**Task statement:** Every line containing "Policy" should be identified and copied from the data below.

(Component data from apps and pages)
◆ ◆ ◆ ◆ ◆ ◆ ◆

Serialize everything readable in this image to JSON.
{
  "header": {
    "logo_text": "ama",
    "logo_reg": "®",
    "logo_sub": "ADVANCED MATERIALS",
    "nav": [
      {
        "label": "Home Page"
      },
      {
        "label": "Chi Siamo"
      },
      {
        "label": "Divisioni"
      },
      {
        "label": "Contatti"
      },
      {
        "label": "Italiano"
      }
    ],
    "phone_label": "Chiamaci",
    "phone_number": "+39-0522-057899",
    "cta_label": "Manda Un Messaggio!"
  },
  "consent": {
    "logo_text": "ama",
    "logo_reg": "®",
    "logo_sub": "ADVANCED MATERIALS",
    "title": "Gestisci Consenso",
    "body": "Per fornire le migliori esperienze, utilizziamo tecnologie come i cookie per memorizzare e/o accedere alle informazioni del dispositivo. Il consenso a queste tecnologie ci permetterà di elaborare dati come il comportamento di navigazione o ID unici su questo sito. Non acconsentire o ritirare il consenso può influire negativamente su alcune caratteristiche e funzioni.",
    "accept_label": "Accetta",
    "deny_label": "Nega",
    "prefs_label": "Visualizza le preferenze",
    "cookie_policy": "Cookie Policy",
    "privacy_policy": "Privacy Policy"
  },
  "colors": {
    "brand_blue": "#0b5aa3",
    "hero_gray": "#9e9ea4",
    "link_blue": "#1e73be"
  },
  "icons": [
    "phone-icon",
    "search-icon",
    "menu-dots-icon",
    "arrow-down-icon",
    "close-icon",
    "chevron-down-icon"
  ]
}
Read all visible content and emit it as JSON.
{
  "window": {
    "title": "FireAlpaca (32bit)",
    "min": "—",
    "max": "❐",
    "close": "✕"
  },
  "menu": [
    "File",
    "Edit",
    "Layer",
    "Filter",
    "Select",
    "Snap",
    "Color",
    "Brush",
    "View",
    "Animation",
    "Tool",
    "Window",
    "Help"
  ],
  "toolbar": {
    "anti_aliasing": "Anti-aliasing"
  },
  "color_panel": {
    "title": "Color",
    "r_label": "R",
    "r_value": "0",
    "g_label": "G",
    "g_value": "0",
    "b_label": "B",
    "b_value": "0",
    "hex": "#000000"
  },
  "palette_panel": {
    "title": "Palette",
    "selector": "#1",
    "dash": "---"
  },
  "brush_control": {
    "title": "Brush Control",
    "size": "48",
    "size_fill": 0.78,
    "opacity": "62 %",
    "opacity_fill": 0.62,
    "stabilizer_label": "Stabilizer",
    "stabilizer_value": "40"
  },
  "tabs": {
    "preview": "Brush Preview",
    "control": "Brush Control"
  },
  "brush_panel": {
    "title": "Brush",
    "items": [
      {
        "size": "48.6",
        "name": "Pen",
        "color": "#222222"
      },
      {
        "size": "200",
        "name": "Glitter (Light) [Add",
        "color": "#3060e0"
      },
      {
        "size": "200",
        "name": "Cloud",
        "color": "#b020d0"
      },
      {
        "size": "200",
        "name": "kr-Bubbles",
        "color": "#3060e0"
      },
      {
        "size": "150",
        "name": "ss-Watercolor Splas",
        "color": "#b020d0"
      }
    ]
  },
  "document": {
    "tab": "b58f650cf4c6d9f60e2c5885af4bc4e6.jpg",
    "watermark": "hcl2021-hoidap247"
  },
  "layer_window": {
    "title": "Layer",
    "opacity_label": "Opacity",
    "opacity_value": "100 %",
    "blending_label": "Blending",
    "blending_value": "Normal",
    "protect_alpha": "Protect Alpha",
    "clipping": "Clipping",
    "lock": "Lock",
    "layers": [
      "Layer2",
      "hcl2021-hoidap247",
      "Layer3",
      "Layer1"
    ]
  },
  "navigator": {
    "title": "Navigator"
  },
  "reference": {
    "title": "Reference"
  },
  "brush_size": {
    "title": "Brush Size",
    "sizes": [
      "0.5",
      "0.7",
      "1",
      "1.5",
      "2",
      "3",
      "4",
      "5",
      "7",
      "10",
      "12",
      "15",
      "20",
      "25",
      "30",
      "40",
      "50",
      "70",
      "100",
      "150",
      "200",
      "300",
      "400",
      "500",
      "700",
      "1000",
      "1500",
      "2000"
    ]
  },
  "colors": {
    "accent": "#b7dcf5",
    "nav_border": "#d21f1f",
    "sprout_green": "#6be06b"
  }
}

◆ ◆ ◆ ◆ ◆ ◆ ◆

**Output for this task:**
    "cookie_policy": "Cookie Policy",
    "privacy_policy": "Privacy Policy"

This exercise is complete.